The most important achievement of Askold, entering forever into the Church inheritance not only of Rus, but of also all Orthodox Slavs, is the Slavonic Gospel and Slavonic services, translated by Saints Cyril and Methodius. Their apostolic activity among the Slavs began in Kiev at the court of Askold in 861, and continued afterwards in Moravia and Bulgaria. Following Blessed Askold, in the words of the ancient Alphabetic Prayers, “the Slavonic tribe now soars in flight, all striving toward Baptism.”
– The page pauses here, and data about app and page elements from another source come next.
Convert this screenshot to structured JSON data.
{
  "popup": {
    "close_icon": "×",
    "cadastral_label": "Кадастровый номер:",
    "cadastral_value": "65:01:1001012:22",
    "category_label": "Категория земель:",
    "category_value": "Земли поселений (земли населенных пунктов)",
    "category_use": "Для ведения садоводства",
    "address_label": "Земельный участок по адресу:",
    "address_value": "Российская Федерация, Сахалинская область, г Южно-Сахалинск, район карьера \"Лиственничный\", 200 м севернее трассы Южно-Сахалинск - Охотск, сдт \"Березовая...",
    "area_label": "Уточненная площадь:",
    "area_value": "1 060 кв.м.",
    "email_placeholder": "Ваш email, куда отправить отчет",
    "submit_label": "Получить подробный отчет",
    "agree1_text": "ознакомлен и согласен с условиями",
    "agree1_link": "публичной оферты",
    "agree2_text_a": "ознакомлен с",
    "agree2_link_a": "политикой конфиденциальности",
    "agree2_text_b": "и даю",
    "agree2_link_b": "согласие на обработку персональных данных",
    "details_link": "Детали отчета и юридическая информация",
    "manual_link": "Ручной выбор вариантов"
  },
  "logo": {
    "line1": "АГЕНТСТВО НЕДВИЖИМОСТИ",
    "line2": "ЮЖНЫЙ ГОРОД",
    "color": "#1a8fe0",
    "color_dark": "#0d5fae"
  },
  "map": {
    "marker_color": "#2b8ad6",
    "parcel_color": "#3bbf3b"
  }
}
Several outstanding works of Byzantine Church hymnology and homiletics are connected with the miracle of the Robe of the Most Holy Theotokos at Blachernae. There are two homilies of Saint Photius, one of which he preached within days of the siege of Constantinople, and the other soon after the departure of the Russian forces. Also associated with the campaign of Askold against Constantinople is the composition of a remarkable “Akathist to the Most Holy Theotokos,” which certain Church histories ascribe also to holy Patriarch Photius. This Akathist forms an integral part of the services of Praise to the Most Holy Theotokos (i.e., the “Saturday of the Akathist,” Fifth Saturday of Great Lent).
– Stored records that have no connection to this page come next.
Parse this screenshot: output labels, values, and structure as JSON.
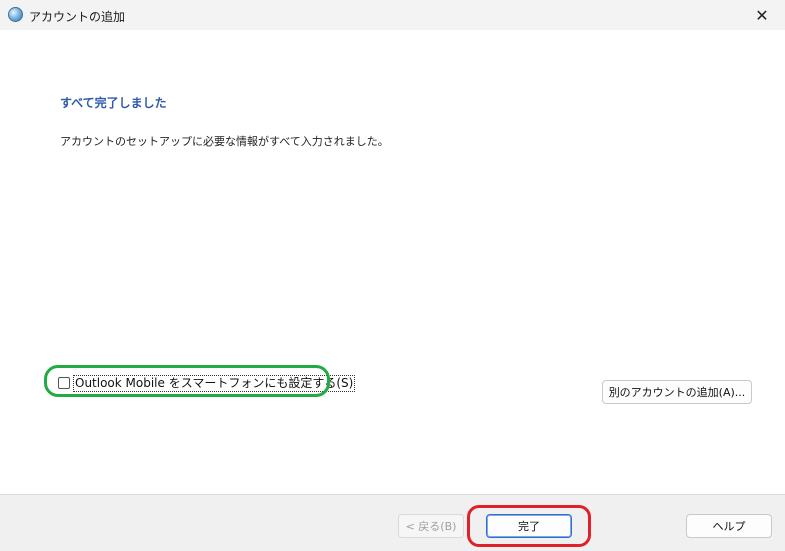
{
  "window": {
    "title": "アカウントの追加",
    "app_icon": "globe-icon",
    "close_glyph": "✕"
  },
  "content": {
    "heading": "すべて完了しました",
    "description": "アカウントのセットアップに必要な情報がすべて入力されました。"
  },
  "options": {
    "outlook_mobile_label": "Outlook Mobile をスマートフォンにも設定する(S)",
    "outlook_mobile_checked": false,
    "add_another_account_label": "別のアカウントの追加(A)..."
  },
  "footer": {
    "back_label": "< 戻る(B)",
    "finish_label": "完了",
    "help_label": "ヘルプ"
  },
  "annotations": {
    "highlight_checkbox_color": "#22aa44",
    "highlight_finish_color": "#e0202a"
  }
}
It is not only Byzantine sources that relate the events of the year 860, but also Russian historical chronicles. Saint Nestor the Chronicler, stressing the significance of the Russian campaign against Constantinople, notes that from this time “it was begun to be called the Russian Land.” Certain of the chronicles, among them the Ioakimov and Nikonov, preserved accounts of the Baptism of Prince Askold and Kievan Rus after the campaign against Constantinople. The popular commemoration of this event is firmly associated with the names of the Kievan princes Askold and Dir, although in the opinion of historians, Dir was prince of Kiev somewhat earlier than Askold.
The veneration of the feast of the Placing of the Robe was long known in the Russian Church. Saint Andrew Bogoliubsky (July 4) built a church in honor of this feastday in the city of Vladimir at the Golden Gates. At the end of the fourteenth century, part of the Robe of the Mother of God was transferred from Constantinople to Rus by Saint Dionysius, Archbishop of Suzdal (June 26).
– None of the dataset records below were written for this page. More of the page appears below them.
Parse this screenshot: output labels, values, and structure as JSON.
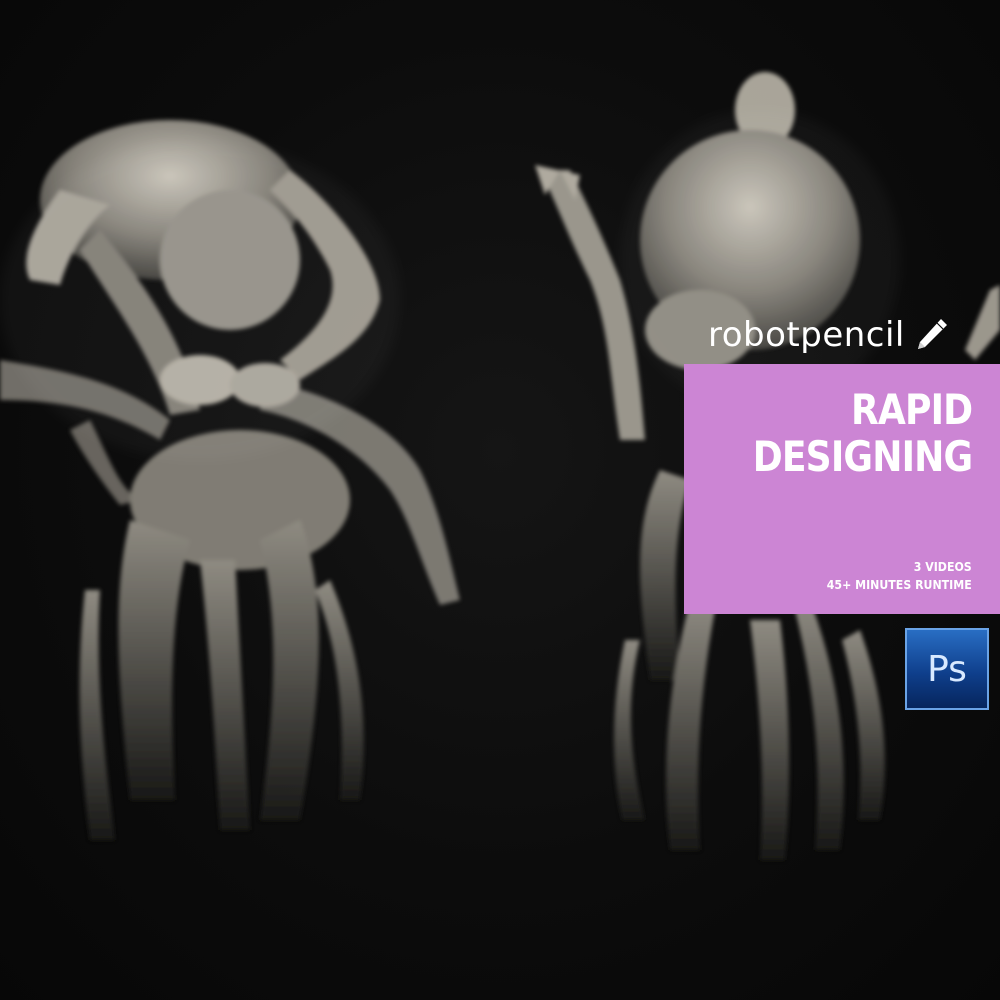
{
  "brand": {
    "logo_text": "robotpencil",
    "logo_icon": "pencil-icon"
  },
  "promo": {
    "title_line1": "RAPID",
    "title_line2": "DESIGNING",
    "detail_line1": "3 VIDEOS",
    "detail_line2": "45+ MINUTES RUNTIME",
    "accent_color": "#cc85d4"
  },
  "software_badge": {
    "label": "Ps",
    "icon": "photoshop-icon",
    "color": "#1b5fb5"
  },
  "background_color": "#0b0b0b"
}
The holy Robe of the Mother of God, which previously saved Constantinople, later saved Moscow from hostilities. Tatars of the Horde of the princeling Mazovshi approached the walls of Moscow in the summer of 1451. Saint Jonah, Metropolitan of Moscow, with constant prayer and church services, encouraged the defenders of the capital. On the night of July 2, the Chronicle relates, great confusion occurred within the Tatar camp. The enemy abandoned their plundered goods and speedily departed in disarray. In memory of the miraculous deliverance of Moscow, Saint Jonah built the church of the Placing of the Robe in the Kremlin, making it his primary church. It burned, but in its place in the years 1484-1486 a new church, also dedicated to the Feast of the Placing of the Robe of the Mother of God, was built thirty years later. This temple, standing at present, continued to serve as the primary church of Russian metropolitans and patriarchs until the cathedral of the Twelve Apostles was built under Patriarch Nikon.